WORK ORDER: The answer must be one number: how many lines of the records contain "swatch".

★ ★ ★ ★ ★ ★ ★

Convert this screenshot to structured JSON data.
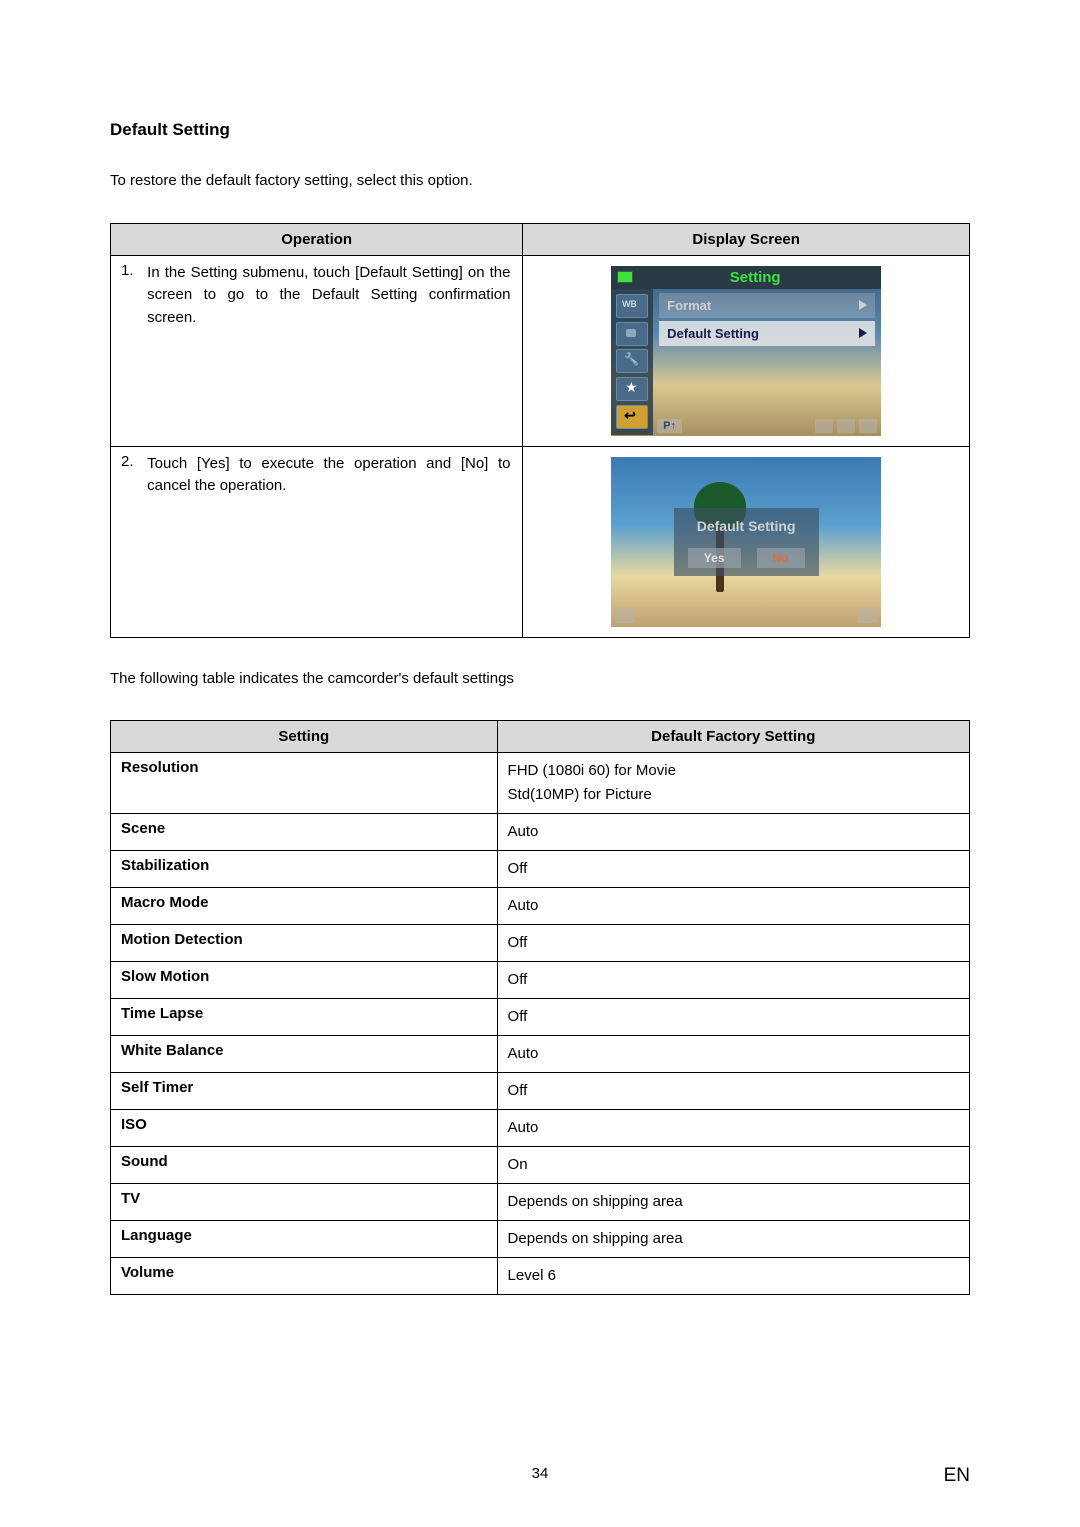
{
  "section_title": "Default Setting",
  "intro": "To restore the default factory setting, select this option.",
  "op_table": {
    "headers": {
      "operation": "Operation",
      "display": "Display Screen"
    },
    "rows": [
      {
        "num": "1.",
        "text": "In the Setting submenu, touch [Default Setting] on the screen to go to the Default Setting confirmation screen.",
        "screen": {
          "header": "Setting",
          "items": [
            {
              "label": "Format",
              "selected": false
            },
            {
              "label": "Default Setting",
              "selected": true
            }
          ],
          "page_indicator": "P↑"
        }
      },
      {
        "num": "2.",
        "text": "Touch [Yes] to execute the operation and [No] to cancel the operation.",
        "dialog": {
          "title": "Default Setting",
          "yes": "Yes",
          "no": "No"
        }
      }
    ]
  },
  "defaults_intro": "The following table indicates the camcorder's default settings",
  "defaults_table": {
    "headers": {
      "setting": "Setting",
      "default": "Default Factory Setting"
    },
    "rows": [
      {
        "setting": "Resolution",
        "value": "FHD (1080i 60) for Movie\nStd(10MP) for Picture"
      },
      {
        "setting": "Scene",
        "value": "Auto"
      },
      {
        "setting": "Stabilization",
        "value": "Off"
      },
      {
        "setting": "Macro Mode",
        "value": "Auto"
      },
      {
        "setting": "Motion Detection",
        "value": "Off"
      },
      {
        "setting": "Slow Motion",
        "value": "Off"
      },
      {
        "setting": "Time Lapse",
        "value": "Off"
      },
      {
        "setting": "White Balance",
        "value": "Auto"
      },
      {
        "setting": "Self Timer",
        "value": "Off"
      },
      {
        "setting": "ISO",
        "value": "Auto"
      },
      {
        "setting": "Sound",
        "value": "On"
      },
      {
        "setting": "TV",
        "value": "Depends on shipping area"
      },
      {
        "setting": "Language",
        "value": "Depends on shipping area"
      },
      {
        "setting": "Volume",
        "value": "Level 6"
      }
    ]
  },
  "footer": {
    "page": "34",
    "lang": "EN"
  }
}
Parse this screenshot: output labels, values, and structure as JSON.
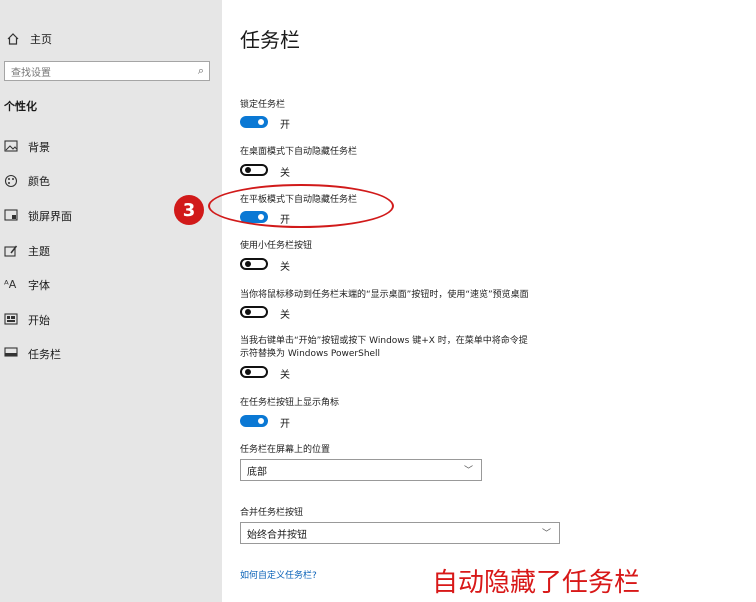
{
  "sidebar": {
    "home_label": "主页",
    "search_placeholder": "查找设置",
    "section_title": "个性化",
    "items": [
      {
        "label": "背景",
        "icon": "picture-icon"
      },
      {
        "label": "颜色",
        "icon": "palette-icon"
      },
      {
        "label": "锁屏界面",
        "icon": "lockscreen-icon"
      },
      {
        "label": "主题",
        "icon": "theme-brush-icon"
      },
      {
        "label": "字体",
        "icon": "font-icon"
      },
      {
        "label": "开始",
        "icon": "start-icon"
      },
      {
        "label": "任务栏",
        "icon": "taskbar-icon"
      }
    ]
  },
  "main": {
    "title": "任务栏",
    "settings": [
      {
        "label": "锁定任务栏",
        "state": "开"
      },
      {
        "label": "在桌面模式下自动隐藏任务栏",
        "state": "关"
      },
      {
        "label": "在平板模式下自动隐藏任务栏",
        "state": "开"
      },
      {
        "label": "使用小任务栏按钮",
        "state": "关"
      },
      {
        "label": "当你将鼠标移动到任务栏末端的“显示桌面”按钮时，使用“速览”预览桌面",
        "state": "关"
      },
      {
        "label": "当我右键单击“开始”按钮或按下 Windows 键+X 时，在菜单中将命令提",
        "label2": "示符替换为 Windows PowerShell",
        "state": "关"
      },
      {
        "label": "在任务栏按钮上显示角标",
        "state": "开"
      }
    ],
    "position": {
      "label": "任务栏在屏幕上的位置",
      "value": "底部"
    },
    "combine": {
      "label": "合并任务栏按钮",
      "value": "始终合并按钮"
    },
    "help_link": "如何自定义任务栏?"
  },
  "annotation": {
    "step_number": "3",
    "caption": "自动隐藏了任务栏",
    "color": "#d11a1a"
  },
  "colors": {
    "accent": "#0a78d4",
    "sidebar_bg": "#e6e6e6"
  }
}
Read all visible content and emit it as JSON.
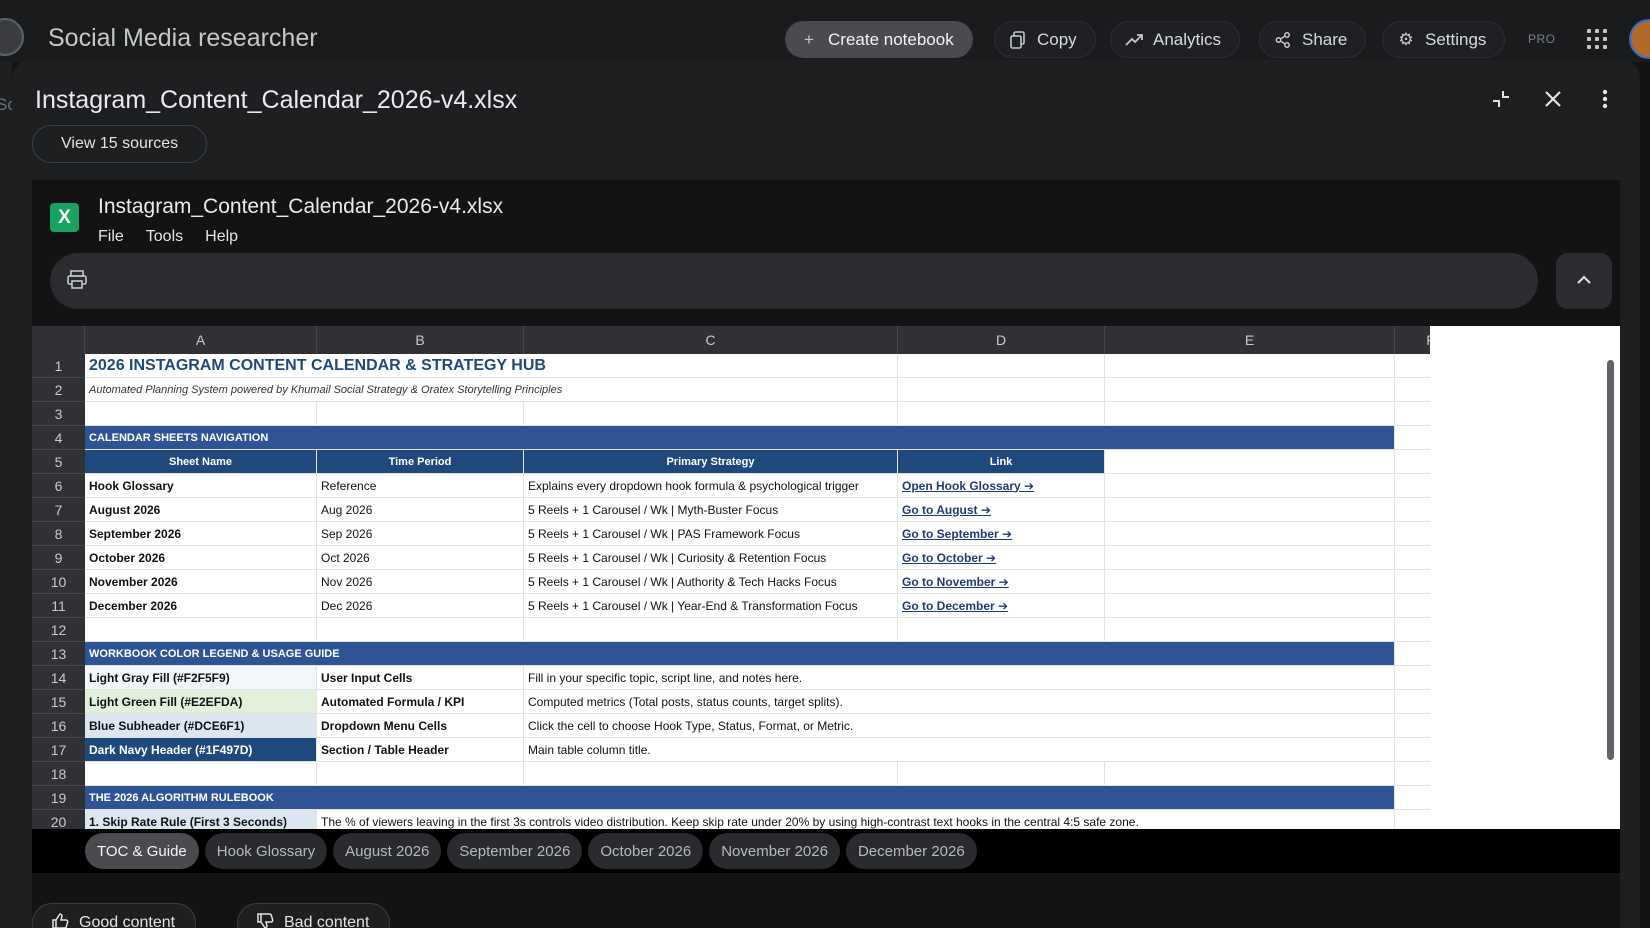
{
  "app": {
    "title": "Social Media researcher"
  },
  "topbar": {
    "create": "Create notebook",
    "copy": "Copy",
    "analytics": "Analytics",
    "share": "Share",
    "settings": "Settings",
    "pro": "PRO"
  },
  "background": {
    "left_text": "Sc"
  },
  "panel": {
    "title": "Instagram_Content_Calendar_2026-v4.xlsx",
    "sources": "View 15 sources"
  },
  "viewer": {
    "file_badge": "X",
    "title": "Instagram_Content_Calendar_2026-v4.xlsx",
    "menus": [
      "File",
      "Tools",
      "Help"
    ]
  },
  "sheet": {
    "columns": [
      "A",
      "B",
      "C",
      "D",
      "E",
      "F"
    ],
    "rows": [
      "1",
      "2",
      "3",
      "4",
      "5",
      "6",
      "7",
      "8",
      "9",
      "10",
      "11",
      "12",
      "13",
      "14",
      "15",
      "16",
      "17",
      "18",
      "19",
      "20"
    ],
    "title": "2026 INSTAGRAM CONTENT CALENDAR & STRATEGY HUB",
    "subtitle": "Automated Planning System powered by Khumail Social Strategy & Oratex Storytelling Principles",
    "nav_header": "CALENDAR SHEETS NAVIGATION",
    "nav_columns": [
      "Sheet Name",
      "Time Period",
      "Primary Strategy",
      "Link"
    ],
    "nav_rows": [
      {
        "name": "Hook Glossary",
        "period": "Reference",
        "strategy": "Explains every dropdown hook formula & psychological trigger",
        "link": "Open Hook Glossary ➔"
      },
      {
        "name": "August 2026",
        "period": "Aug 2026",
        "strategy": "5 Reels + 1 Carousel / Wk | Myth-Buster Focus",
        "link": "Go to August ➔"
      },
      {
        "name": "September 2026",
        "period": "Sep 2026",
        "strategy": "5 Reels + 1 Carousel / Wk | PAS Framework Focus",
        "link": "Go to September ➔"
      },
      {
        "name": "October 2026",
        "period": "Oct 2026",
        "strategy": "5 Reels + 1 Carousel / Wk | Curiosity & Retention Focus",
        "link": "Go to October ➔"
      },
      {
        "name": "November 2026",
        "period": "Nov 2026",
        "strategy": "5 Reels + 1 Carousel / Wk | Authority & Tech Hacks Focus",
        "link": "Go to November ➔"
      },
      {
        "name": "December 2026",
        "period": "Dec 2026",
        "strategy": "5 Reels + 1 Carousel / Wk | Year-End & Transformation Focus",
        "link": "Go to December ➔"
      }
    ],
    "legend_header": "WORKBOOK COLOR LEGEND & USAGE GUIDE",
    "legend_rows": [
      {
        "swatch": "Light Gray Fill (#F2F5F9)",
        "type": "User Input Cells",
        "desc": "Fill in your specific topic, script line, and notes here.",
        "color": "#f2f5f9"
      },
      {
        "swatch": "Light Green Fill (#E2EFDA)",
        "type": "Automated Formula / KPI",
        "desc": "Computed metrics (Total posts, status counts, target splits).",
        "color": "#e2efda"
      },
      {
        "swatch": "Blue Subheader (#DCE6F1)",
        "type": "Dropdown Menu Cells",
        "desc": "Click the cell to choose Hook Type, Status, Format, or Metric.",
        "color": "#dce6f1"
      },
      {
        "swatch": "Dark Navy Header (#1F497D)",
        "type": "Section / Table Header",
        "desc": "Main table column title.",
        "color": "#1f497d"
      }
    ],
    "rulebook_header": "THE 2026 ALGORITHM RULEBOOK",
    "rule_1_title": "1. Skip Rate Rule (First 3 Seconds)",
    "rule_1_desc": "The % of viewers leaving in the first 3s controls video distribution. Keep skip rate under 20% by using high-contrast text hooks in the central 4:5 safe zone."
  },
  "tabs": [
    "TOC & Guide",
    "Hook Glossary",
    "August 2026",
    "September 2026",
    "October 2026",
    "November 2026",
    "December 2026"
  ],
  "feedback": {
    "good": "Good content",
    "bad": "Bad content"
  },
  "colors": {
    "accent_navy": "#1f497d",
    "section_blue": "#2f5496",
    "excel_green": "#1aa260"
  }
}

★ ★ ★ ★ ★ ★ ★

WRITTEN ANSWER: 4